Nick Dunne is also not exactly what he seems to be, and no one knows that better than his twin sister Margo "Go" Dunne. The twins' complex relationship — definitely loving, but also one steeped in various disappointments — forms a compelling counterpoint to the Dunnes' crumbling marriage and is one of the most interesting pieces of an already enthralling novel. Want more twins? Lamb's I Know This Much Is True tackles twin troubles with an emotional and keen eye. His twins — Thomas and Dominick — might be bonded in a different way than Go and Nick are, but both books are about what it means to be one half of a relationship that can't be broken, no matter what happens.
4. If you’d like to get into another dark novel about obsession, pick up Laura Lippman’s I’d Know You Anywhere
Flynn's novel takes a nutso turn in its second half that changes the trajectory and the tone of Gone Girl in a big way (if you've read the book, you know we're talking about Desi, Amy's obsessive ex-boyfriend who weaves in and out of the narrative before making a major play for importance late in the story), suddenly making "obsession" seem like not nearly a strong enough word. Need more of that? Pick up Lippman's I'd Know You Anywhere , which chronicles what happens when a convicted kidnapper and murderer tries to reconnect with one of his victims — the one that got away.

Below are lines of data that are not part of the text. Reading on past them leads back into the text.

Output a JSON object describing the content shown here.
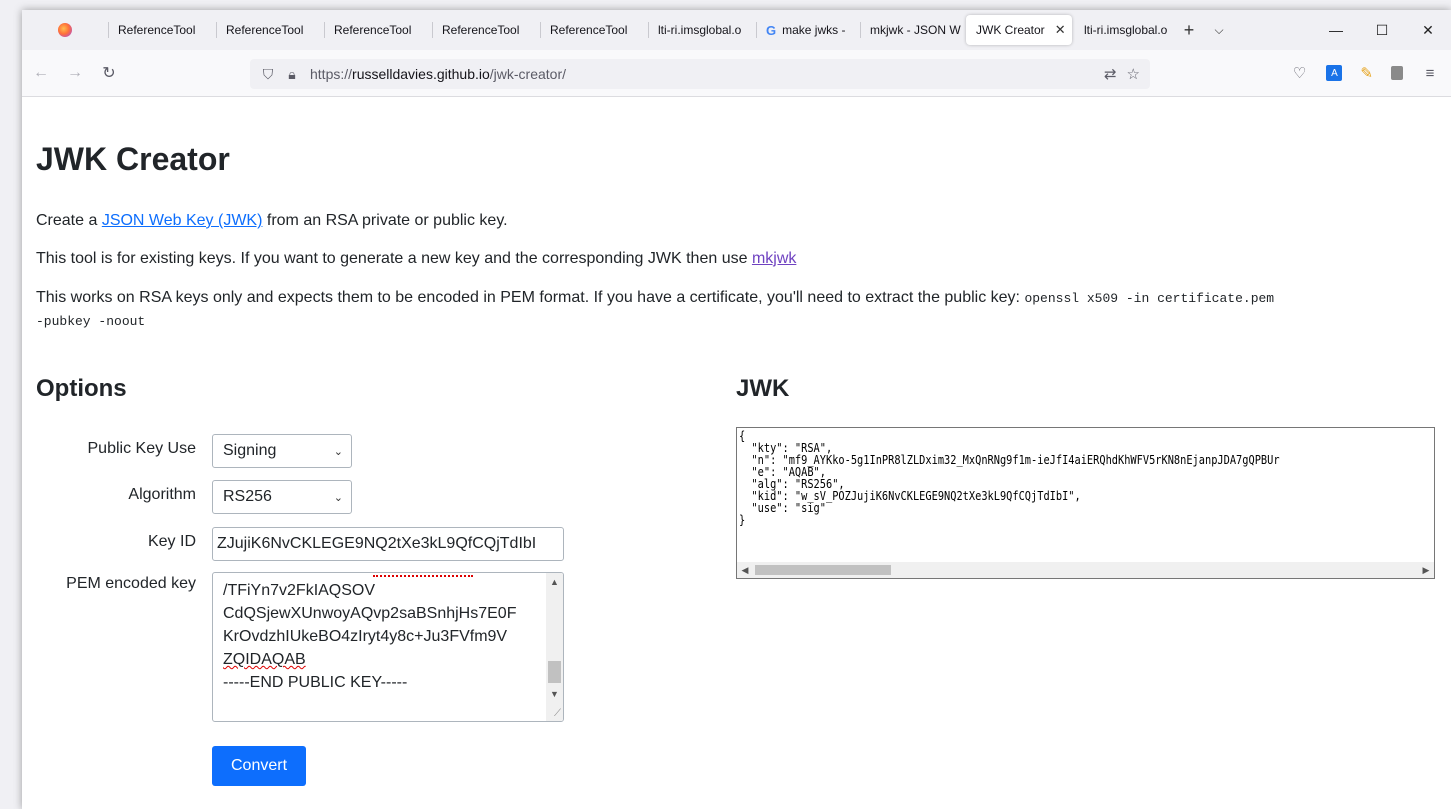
{
  "tabs": [
    {
      "label": "ReferenceTool"
    },
    {
      "label": "ReferenceTool"
    },
    {
      "label": "ReferenceTool"
    },
    {
      "label": "ReferenceTool"
    },
    {
      "label": "ReferenceTool"
    },
    {
      "label": "lti-ri.imsglobal.o"
    },
    {
      "label": "make jwks -"
    },
    {
      "label": "mkjwk - JSON W"
    },
    {
      "label": "JWK Creator",
      "active": true
    },
    {
      "label": "lti-ri.imsglobal.o"
    }
  ],
  "window_controls": {
    "minimize": "—",
    "maximize": "☐",
    "close": "✕"
  },
  "nav": {
    "url_domain": "russelldavies.github.io",
    "url_prefix": "https://",
    "url_path": "/jwk-creator/"
  },
  "page": {
    "title": "JWK Creator",
    "intro_prefix": "Create a ",
    "intro_link": "JSON Web Key (JWK)",
    "intro_suffix": " from an RSA private or public key.",
    "tool_text": "This tool is for existing keys. If you want to generate a new key and the corresponding JWK then use ",
    "tool_link": "mkjwk",
    "rsa_text": "This works on RSA keys only and expects them to be encoded in PEM format. If you have a certificate, you'll need to extract the public key: ",
    "rsa_code_1": "openssl x509 -in certificate.pem",
    "rsa_code_2": "-pubkey -noout"
  },
  "options": {
    "heading": "Options",
    "public_key_use_label": "Public Key Use",
    "public_key_use_value": "Signing",
    "algorithm_label": "Algorithm",
    "algorithm_value": "RS256",
    "key_id_label": "Key ID",
    "key_id_value": "ZJujiK6NvCKLEGE9NQ2tXe3kL9QfCQjTdIbI",
    "pem_label": "PEM encoded key",
    "pem_lines": [
      "/TFiYn7v2FkIAQSOV",
      "CdQSjewXUnwoyAQvp2saBSnhjHs7E0F",
      "KrOvdzhIUkeBO4zIryt4y8c+Ju3FVfm9V",
      "ZQIDAQAB",
      "-----END PUBLIC KEY-----"
    ],
    "convert_label": "Convert"
  },
  "jwk": {
    "heading": "JWK",
    "output": "{\n  \"kty\": \"RSA\",\n  \"n\": \"mf9_AYKko-5g1InPR8lZLDxim32_MxQnRNg9f1m-ieJfI4aiERQhdKhWFV5rKN8nEjanpJDA7gQPBUr\n  \"e\": \"AQAB\",\n  \"alg\": \"RS256\",\n  \"kid\": \"w_sV_POZJujiK6NvCKLEGE9NQ2tXe3kL9QfCQjTdIbI\",\n  \"use\": \"sig\"\n}"
  }
}
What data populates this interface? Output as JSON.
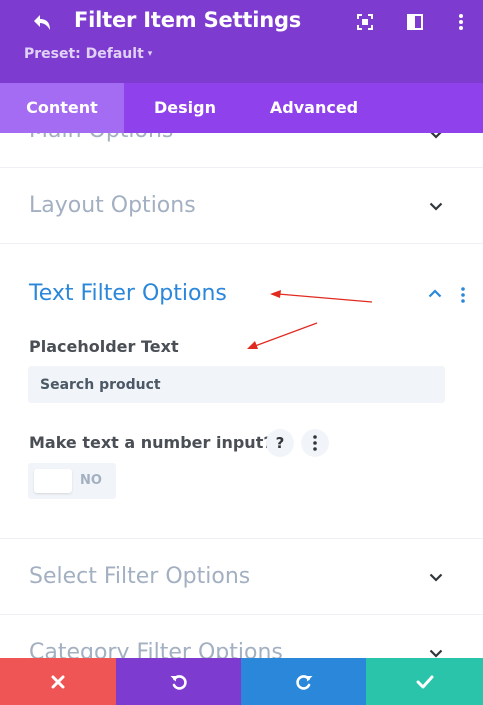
{
  "header": {
    "title": "Filter Item Settings",
    "preset_label": "Preset: Default",
    "preset_caret": "▾",
    "back_icon": "undo-arrow-icon",
    "action_icons": [
      "expand-icon",
      "split-view-icon",
      "more-vertical-icon"
    ],
    "background_color": "#7e3bd0"
  },
  "tabs": [
    {
      "label": "Content",
      "active": true
    },
    {
      "label": "Design",
      "active": false
    },
    {
      "label": "Advanced",
      "active": false
    }
  ],
  "sections": {
    "main": {
      "title": "Main Options",
      "expanded": false
    },
    "layout": {
      "title": "Layout Options",
      "expanded": false
    },
    "text_filter": {
      "title": "Text Filter Options",
      "expanded": true,
      "placeholder_label": "Placeholder Text",
      "placeholder_value": "Search product",
      "number_input_label": "Make text a number input?",
      "help_glyph": "?",
      "toggle_state_label": "NO"
    },
    "select_filter": {
      "title": "Select Filter Options",
      "expanded": false
    },
    "category_filter": {
      "title": "Category Filter Options",
      "expanded": false
    }
  },
  "footer": {
    "buttons": [
      {
        "name": "cancel",
        "icon": "close-icon",
        "color": "#ef5555"
      },
      {
        "name": "undo",
        "icon": "undo-icon",
        "color": "#7e3bd0"
      },
      {
        "name": "redo",
        "icon": "redo-icon",
        "color": "#2b87da"
      },
      {
        "name": "save",
        "icon": "check-icon",
        "color": "#29c4a9"
      }
    ]
  },
  "colors": {
    "accent_blue": "#2b87da",
    "tab_bar": "#8f42ec",
    "active_tab": "#a46cf3",
    "section_title_muted": "#a3b0c2",
    "annotation_arrow": "#e02b20"
  }
}
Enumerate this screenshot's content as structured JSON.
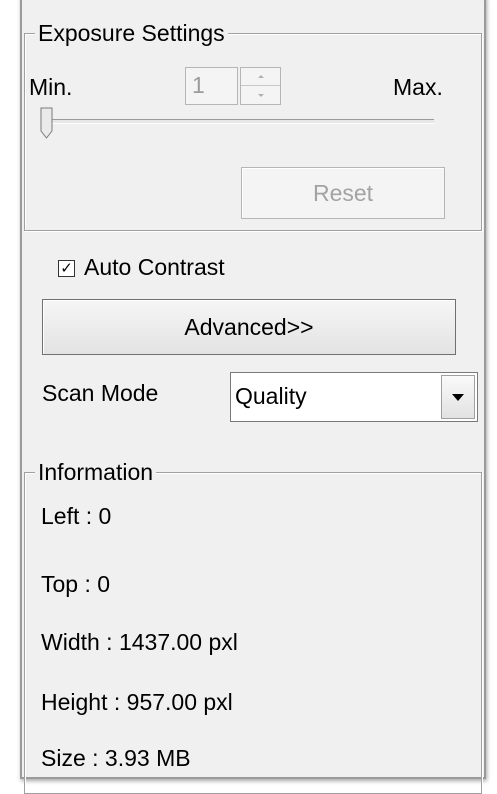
{
  "exposure": {
    "title": "Exposure Settings",
    "min_label": "Min.",
    "max_label": "Max.",
    "value": "1",
    "reset_label": "Reset"
  },
  "auto_contrast": {
    "label": "Auto Contrast",
    "checked": true,
    "mark": "✓"
  },
  "advanced": {
    "label": "Advanced>>"
  },
  "scan_mode": {
    "label": "Scan Mode",
    "value": "Quality"
  },
  "information": {
    "title": "Information",
    "left": "Left : 0",
    "top": "Top : 0",
    "width": "Width : 1437.00 pxl",
    "height": "Height : 957.00 pxl",
    "size": "Size : 3.93 MB"
  }
}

5. If you’re hungry for another novel that turns its eyes to the weirdness of news-making crimes, pick up Zoë Heller’s What Was She Thinking? [Notes on a Scandal]

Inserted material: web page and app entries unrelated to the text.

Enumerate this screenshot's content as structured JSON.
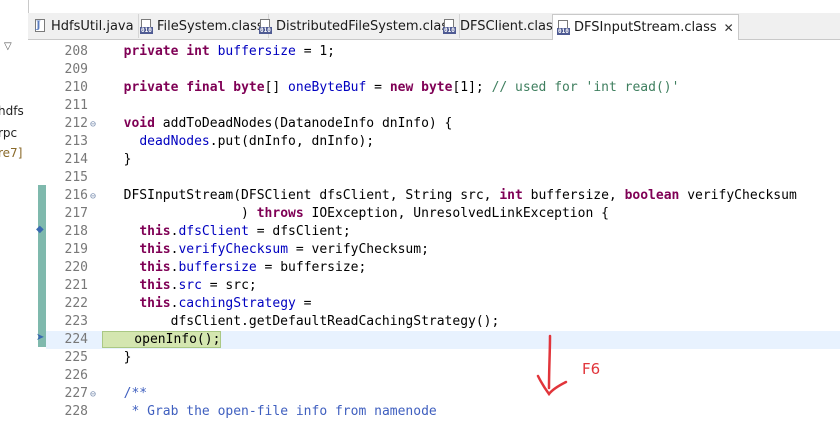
{
  "left_panel": {
    "fragments": [
      "hdfs",
      "rpc",
      "re7]"
    ]
  },
  "tabs": [
    {
      "label": "HdfsUtil.java",
      "icon": "java-file-icon",
      "active": false
    },
    {
      "label": "FileSystem.class",
      "icon": "class-file-icon",
      "active": false
    },
    {
      "label": "DistributedFileSystem.class",
      "icon": "class-file-icon",
      "active": false
    },
    {
      "label": "DFSClient.class",
      "icon": "class-file-icon",
      "active": false
    },
    {
      "label": "DFSInputStream.class",
      "icon": "class-file-icon",
      "active": true,
      "close": "✕"
    }
  ],
  "code_lines": [
    {
      "num": "208",
      "fold": "",
      "segments": [
        {
          "t": "  "
        },
        {
          "t": "private",
          "c": "kw"
        },
        {
          "t": " "
        },
        {
          "t": "int",
          "c": "kw"
        },
        {
          "t": " "
        },
        {
          "t": "buffersize",
          "c": "fld"
        },
        {
          "t": " = 1;"
        }
      ]
    },
    {
      "num": "209",
      "fold": "",
      "segments": []
    },
    {
      "num": "210",
      "fold": "",
      "segments": [
        {
          "t": "  "
        },
        {
          "t": "private",
          "c": "kw"
        },
        {
          "t": " "
        },
        {
          "t": "final",
          "c": "kw"
        },
        {
          "t": " "
        },
        {
          "t": "byte",
          "c": "kw"
        },
        {
          "t": "[] "
        },
        {
          "t": "oneByteBuf",
          "c": "fld"
        },
        {
          "t": " = "
        },
        {
          "t": "new",
          "c": "kw"
        },
        {
          "t": " "
        },
        {
          "t": "byte",
          "c": "kw"
        },
        {
          "t": "[1]; "
        },
        {
          "t": "// used for 'int read()'",
          "c": "cmt"
        }
      ]
    },
    {
      "num": "211",
      "fold": "",
      "segments": []
    },
    {
      "num": "212",
      "fold": "⊖",
      "segments": [
        {
          "t": "  "
        },
        {
          "t": "void",
          "c": "kw"
        },
        {
          "t": " addToDeadNodes(DatanodeInfo dnInfo) {"
        }
      ]
    },
    {
      "num": "213",
      "fold": "",
      "segments": [
        {
          "t": "    "
        },
        {
          "t": "deadNodes",
          "c": "fld"
        },
        {
          "t": ".put(dnInfo, dnInfo);"
        }
      ]
    },
    {
      "num": "214",
      "fold": "",
      "segments": [
        {
          "t": "  }"
        }
      ]
    },
    {
      "num": "215",
      "fold": "",
      "segments": []
    },
    {
      "num": "216",
      "fold": "⊖",
      "segments": [
        {
          "t": "  DFSInputStream(DFSClient dfsClient, String src, "
        },
        {
          "t": "int",
          "c": "kw"
        },
        {
          "t": " buffersize, "
        },
        {
          "t": "boolean",
          "c": "kw"
        },
        {
          "t": " verifyChecksum"
        }
      ]
    },
    {
      "num": "217",
      "fold": "",
      "segments": [
        {
          "t": "                 ) "
        },
        {
          "t": "throws",
          "c": "kw"
        },
        {
          "t": " IOException, UnresolvedLinkException {"
        }
      ]
    },
    {
      "num": "218",
      "fold": "",
      "segments": [
        {
          "t": "    "
        },
        {
          "t": "this",
          "c": "kw"
        },
        {
          "t": "."
        },
        {
          "t": "dfsClient",
          "c": "fld"
        },
        {
          "t": " = dfsClient;"
        }
      ]
    },
    {
      "num": "219",
      "fold": "",
      "segments": [
        {
          "t": "    "
        },
        {
          "t": "this",
          "c": "kw"
        },
        {
          "t": "."
        },
        {
          "t": "verifyChecksum",
          "c": "fld"
        },
        {
          "t": " = verifyChecksum;"
        }
      ]
    },
    {
      "num": "220",
      "fold": "",
      "segments": [
        {
          "t": "    "
        },
        {
          "t": "this",
          "c": "kw"
        },
        {
          "t": "."
        },
        {
          "t": "buffersize",
          "c": "fld"
        },
        {
          "t": " = buffersize;"
        }
      ]
    },
    {
      "num": "221",
      "fold": "",
      "segments": [
        {
          "t": "    "
        },
        {
          "t": "this",
          "c": "kw"
        },
        {
          "t": "."
        },
        {
          "t": "src",
          "c": "fld"
        },
        {
          "t": " = src;"
        }
      ]
    },
    {
      "num": "222",
      "fold": "",
      "segments": [
        {
          "t": "    "
        },
        {
          "t": "this",
          "c": "kw"
        },
        {
          "t": "."
        },
        {
          "t": "cachingStrategy",
          "c": "fld"
        },
        {
          "t": " ="
        }
      ]
    },
    {
      "num": "223",
      "fold": "",
      "segments": [
        {
          "t": "        dfsClient.getDefaultReadCachingStrategy();"
        }
      ]
    },
    {
      "num": "224",
      "fold": "",
      "current": true,
      "segments": [
        {
          "t": "    openInfo();"
        }
      ]
    },
    {
      "num": "225",
      "fold": "",
      "segments": [
        {
          "t": "  }"
        }
      ]
    },
    {
      "num": "226",
      "fold": "",
      "segments": []
    },
    {
      "num": "227",
      "fold": "⊖",
      "segments": [
        {
          "t": "  "
        },
        {
          "t": "/**",
          "c": "jd"
        }
      ]
    },
    {
      "num": "228",
      "fold": "",
      "segments": [
        {
          "t": "   "
        },
        {
          "t": "* Grab the open-file info from namenode",
          "c": "jd"
        }
      ]
    }
  ],
  "annotation": {
    "label": "F6",
    "color": "#e1353b"
  },
  "colors": {
    "keyword": "#7f0055",
    "field": "#0000c0",
    "comment": "#3f7f5f",
    "javadoc": "#3f5fbf",
    "current_line": "#d4e6b0"
  }
}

Once the Dunne disappearance hits the wire, Flynn cleverly skewers the wackiness of cable television and the hellbent hosts that latch on to stories like Amy's and run with them — for a very long time, no matter who they hurt, cost be damned. Heller's novel also addresses a hot, seemingly made-for-TV crime that consumes both the people involved (namely, a teacher, the student she has an affair with, and the obsessive woman who won't let it go) and perfect strangers who watch the story splash across the news.
6. If you’re bent on reading another book about one heck of a bad marriage, go for A.S.A. Harrison’s The Silent Wife

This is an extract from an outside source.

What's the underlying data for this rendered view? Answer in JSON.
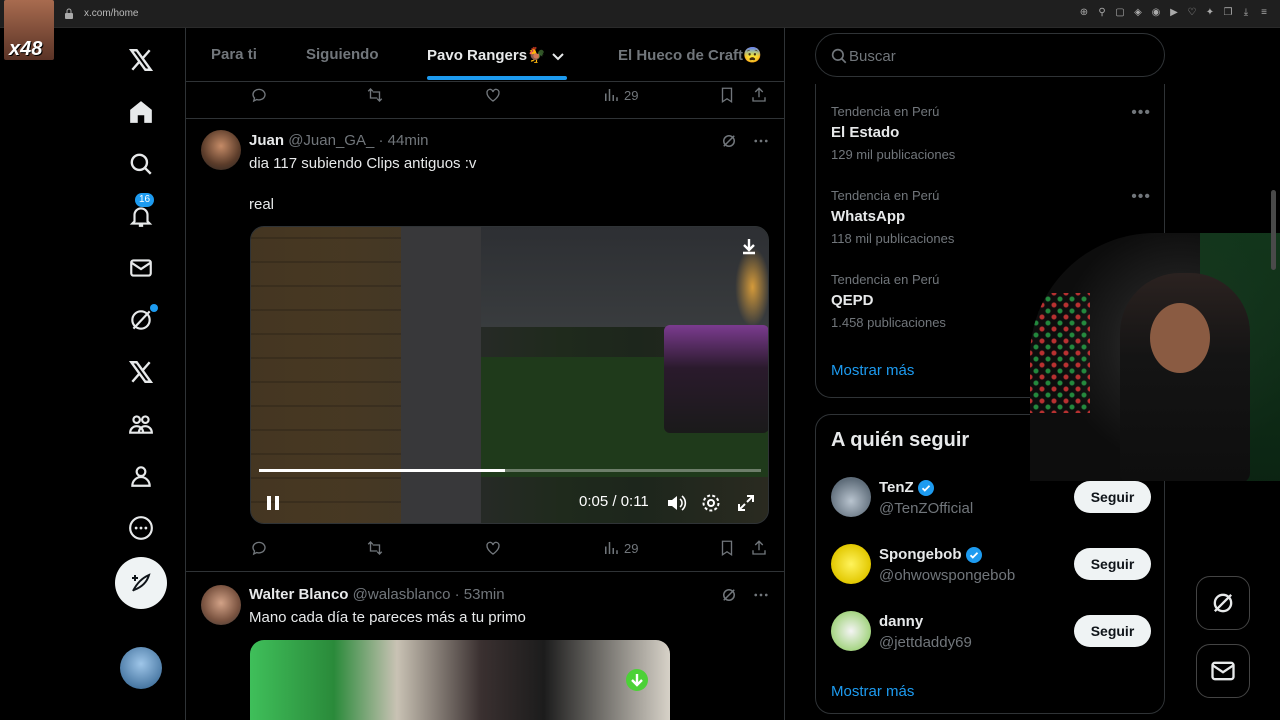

Amy Dunne is more than meets the eye — and while we know that early in the novel, we don't fully understand just how twisty Gone Girl goes until about halfway through. Harrison works in the opposite way, making it clear from the first chapter that said silent wife Jodi will kill her husband Todd by the book's end, putting the pleasure and tension on finding out both how and why that will happen.
7. If you’d like to get sucked into another novel that swiftly and satisfyingly switches perspectives, pick up Barbara Kingsolver’s The Poisonwood Bible
One of the strongest elements of Gone Girl is Flynn's canny ability to shift between perspectives at just the right time to reveal just the best stuff. Kingsolver does the same thing with her Poisonwood Bible, which flits between five female members of the Price family to tell a full story.
8. and 9. If you want to dive deep into some more Flynn fiction, it's time for you to buy both Sharp Objects and Dark Places
It should go without saying that, if you liked Flynn's Gone Girl , you're probably the precise target audience for her previous novels, but both Sharp Objects and Dark Places come with a serious caveat: they're really, really twisted.
No, seriously — they're far darker and deeper than Gone Girl , the kind of novels that will keep you reading and then give you big-time nightmares after you finally manage to put them down. They're both stacked with Flynn's trademark zip and wit, but they also come with the type of emotional heft that Gone Girl only edges up against. However, if you've devoured Gone Girl and have fallen for Flynn's style, you're definitely ready to experience the twisted families at the heart of both Sharp Objects and Dark Places. Just maybe don't recommend these two to Flynn newbies — Gone Girl is the prescription for that particular need.